------ Records shown ------

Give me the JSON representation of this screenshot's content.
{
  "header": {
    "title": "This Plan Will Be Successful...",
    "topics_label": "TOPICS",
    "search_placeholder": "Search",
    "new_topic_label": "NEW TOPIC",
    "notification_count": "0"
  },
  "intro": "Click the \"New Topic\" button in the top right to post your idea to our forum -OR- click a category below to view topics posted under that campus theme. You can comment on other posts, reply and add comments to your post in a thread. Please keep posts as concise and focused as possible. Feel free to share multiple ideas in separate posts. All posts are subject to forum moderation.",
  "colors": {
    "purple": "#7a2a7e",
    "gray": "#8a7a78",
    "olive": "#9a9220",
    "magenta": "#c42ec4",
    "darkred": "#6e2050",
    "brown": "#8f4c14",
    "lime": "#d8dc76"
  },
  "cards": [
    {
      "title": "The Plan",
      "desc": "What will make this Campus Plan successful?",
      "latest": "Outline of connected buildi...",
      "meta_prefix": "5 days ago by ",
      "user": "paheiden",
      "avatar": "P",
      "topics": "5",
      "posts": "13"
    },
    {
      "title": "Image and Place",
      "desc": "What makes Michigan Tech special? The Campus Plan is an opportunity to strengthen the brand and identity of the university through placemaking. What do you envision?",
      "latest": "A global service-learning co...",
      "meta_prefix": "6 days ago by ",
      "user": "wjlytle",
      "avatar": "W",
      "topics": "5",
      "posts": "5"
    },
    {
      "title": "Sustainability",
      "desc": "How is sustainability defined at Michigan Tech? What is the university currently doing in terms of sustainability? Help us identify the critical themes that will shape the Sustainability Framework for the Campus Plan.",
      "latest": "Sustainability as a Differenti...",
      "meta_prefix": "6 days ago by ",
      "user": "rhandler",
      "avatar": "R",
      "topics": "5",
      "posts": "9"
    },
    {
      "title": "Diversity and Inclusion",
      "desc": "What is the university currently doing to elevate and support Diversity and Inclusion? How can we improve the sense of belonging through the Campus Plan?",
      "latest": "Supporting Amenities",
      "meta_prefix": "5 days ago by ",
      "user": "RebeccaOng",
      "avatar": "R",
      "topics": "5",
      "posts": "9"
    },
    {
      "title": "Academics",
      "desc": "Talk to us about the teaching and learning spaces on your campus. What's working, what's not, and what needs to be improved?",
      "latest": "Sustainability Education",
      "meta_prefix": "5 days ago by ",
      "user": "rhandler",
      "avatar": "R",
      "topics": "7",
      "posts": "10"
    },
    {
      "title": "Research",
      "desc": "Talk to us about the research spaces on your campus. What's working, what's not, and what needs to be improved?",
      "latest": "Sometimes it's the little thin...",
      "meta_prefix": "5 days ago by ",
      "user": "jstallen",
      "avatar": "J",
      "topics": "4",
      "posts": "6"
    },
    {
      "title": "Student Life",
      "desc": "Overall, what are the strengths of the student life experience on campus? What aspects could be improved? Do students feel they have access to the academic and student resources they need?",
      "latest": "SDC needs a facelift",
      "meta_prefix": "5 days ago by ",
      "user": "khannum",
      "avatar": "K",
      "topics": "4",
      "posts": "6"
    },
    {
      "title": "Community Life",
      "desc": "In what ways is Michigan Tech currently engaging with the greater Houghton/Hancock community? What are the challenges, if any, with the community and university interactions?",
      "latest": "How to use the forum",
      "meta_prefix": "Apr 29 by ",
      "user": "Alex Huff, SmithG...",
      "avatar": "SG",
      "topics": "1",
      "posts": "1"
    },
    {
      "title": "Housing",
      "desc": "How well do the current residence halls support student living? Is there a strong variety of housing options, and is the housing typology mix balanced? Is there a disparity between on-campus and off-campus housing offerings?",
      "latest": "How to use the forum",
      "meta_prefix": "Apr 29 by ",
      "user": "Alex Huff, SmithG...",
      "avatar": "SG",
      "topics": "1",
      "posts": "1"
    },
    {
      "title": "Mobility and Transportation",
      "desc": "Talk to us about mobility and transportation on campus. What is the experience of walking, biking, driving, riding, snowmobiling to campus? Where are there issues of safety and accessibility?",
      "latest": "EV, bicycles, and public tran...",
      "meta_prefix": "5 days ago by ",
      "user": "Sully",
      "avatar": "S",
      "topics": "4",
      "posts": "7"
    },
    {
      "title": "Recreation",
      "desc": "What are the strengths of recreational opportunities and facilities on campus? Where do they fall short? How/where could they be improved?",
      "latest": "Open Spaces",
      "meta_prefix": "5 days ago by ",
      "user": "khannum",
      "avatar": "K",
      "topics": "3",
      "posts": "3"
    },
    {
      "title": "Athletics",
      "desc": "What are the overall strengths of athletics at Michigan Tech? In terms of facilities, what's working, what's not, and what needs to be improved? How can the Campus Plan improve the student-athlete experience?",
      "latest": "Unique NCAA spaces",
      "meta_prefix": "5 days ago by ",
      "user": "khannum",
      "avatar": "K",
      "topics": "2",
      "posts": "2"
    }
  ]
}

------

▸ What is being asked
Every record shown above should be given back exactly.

▸ Your solution
Give me the JSON representation of this screenshot's content.
{
  "header": {
    "title": "This Plan Will Be Successful...",
    "topics_label": "TOPICS",
    "search_placeholder": "Search",
    "new_topic_label": "NEW TOPIC",
    "notification_count": "0"
  },
  "intro": "Click the \"New Topic\" button in the top right to post your idea to our forum -OR- click a category below to view topics posted under that campus theme. You can comment on other posts, reply and add comments to your post in a thread. Please keep posts as concise and focused as possible. Feel free to share multiple ideas in separate posts. All posts are subject to forum moderation.",
  "colors": {
    "purple": "#7a2a7e",
    "gray": "#8a7a78",
    "olive": "#9a9220",
    "magenta": "#c42ec4",
    "darkred": "#6e2050",
    "brown": "#8f4c14",
    "lime": "#d8dc76"
  },
  "cards": [
    {
      "title": "The Plan",
      "desc": "What will make this Campus Plan successful?",
      "latest": "Outline of connected buildi...",
      "meta_prefix": "5 days ago by ",
      "user": "paheiden",
      "avatar": "P",
      "topics": "5",
      "posts": "13"
    },
    {
      "title": "Image and Place",
      "desc": "What makes Michigan Tech special? The Campus Plan is an opportunity to strengthen the brand and identity of the university through placemaking. What do you envision?",
      "latest": "A global service-learning co...",
      "meta_prefix": "6 days ago by ",
      "user": "wjlytle",
      "avatar": "W",
      "topics": "5",
      "posts": "5"
    },
    {
      "title": "Sustainability",
      "desc": "How is sustainability defined at Michigan Tech? What is the university currently doing in terms of sustainability? Help us identify the critical themes that will shape the Sustainability Framework for the Campus Plan.",
      "latest": "Sustainability as a Differenti...",
      "meta_prefix": "6 days ago by ",
      "user": "rhandler",
      "avatar": "R",
      "topics": "5",
      "posts": "9"
    },
    {
      "title": "Diversity and Inclusion",
      "desc": "What is the university currently doing to elevate and support Diversity and Inclusion? How can we improve the sense of belonging through the Campus Plan?",
      "latest": "Supporting Amenities",
      "meta_prefix": "5 days ago by ",
      "user": "RebeccaOng",
      "avatar": "R",
      "topics": "5",
      "posts": "9"
    },
    {
      "title": "Academics",
      "desc": "Talk to us about the teaching and learning spaces on your campus. What's working, what's not, and what needs to be improved?",
      "latest": "Sustainability Education",
      "meta_prefix": "5 days ago by ",
      "user": "rhandler",
      "avatar": "R",
      "topics": "7",
      "posts": "10"
    },
    {
      "title": "Research",
      "desc": "Talk to us about the research spaces on your campus. What's working, what's not, and what needs to be improved?",
      "latest": "Sometimes it's the little thin...",
      "meta_prefix": "5 days ago by ",
      "user": "jstallen",
      "avatar": "J",
      "topics": "4",
      "posts": "6"
    },
    {
      "title": "Student Life",
      "desc": "Overall, what are the strengths of the student life experience on campus? What aspects could be improved? Do students feel they have access to the academic and student resources they need?",
      "latest": "SDC needs a facelift",
      "meta_prefix": "5 days ago by ",
      "user": "khannum",
      "avatar": "K",
      "topics": "4",
      "posts": "6"
    },
    {
      "title": "Community Life",
      "desc": "In what ways is Michigan Tech currently engaging with the greater Houghton/Hancock community? What are the challenges, if any, with the community and university interactions?",
      "latest": "How to use the forum",
      "meta_prefix": "Apr 29 by ",
      "user": "Alex Huff, SmithG...",
      "avatar": "SG",
      "topics": "1",
      "posts": "1"
    },
    {
      "title": "Housing",
      "desc": "How well do the current residence halls support student living? Is there a strong variety of housing options, and is the housing typology mix balanced? Is there a disparity between on-campus and off-campus housing offerings?",
      "latest": "How to use the forum",
      "meta_prefix": "Apr 29 by ",
      "user": "Alex Huff, SmithG...",
      "avatar": "SG",
      "topics": "1",
      "posts": "1"
    },
    {
      "title": "Mobility and Transportation",
      "desc": "Talk to us about mobility and transportation on campus. What is the experience of walking, biking, driving, riding, snowmobiling to campus? Where are there issues of safety and accessibility?",
      "latest": "EV, bicycles, and public tran...",
      "meta_prefix": "5 days ago by ",
      "user": "Sully",
      "avatar": "S",
      "topics": "4",
      "posts": "7"
    },
    {
      "title": "Recreation",
      "desc": "What are the strengths of recreational opportunities and facilities on campus? Where do they fall short? How/where could they be improved?",
      "latest": "Open Spaces",
      "meta_prefix": "5 days ago by ",
      "user": "khannum",
      "avatar": "K",
      "topics": "3",
      "posts": "3"
    },
    {
      "title": "Athletics",
      "desc": "What are the overall strengths of athletics at Michigan Tech? In terms of facilities, what's working, what's not, and what needs to be improved? How can the Campus Plan improve the student-athlete experience?",
      "latest": "Unique NCAA spaces",
      "meta_prefix": "5 days ago by ",
      "user": "khannum",
      "avatar": "K",
      "topics": "2",
      "posts": "2"
    }
  ]
}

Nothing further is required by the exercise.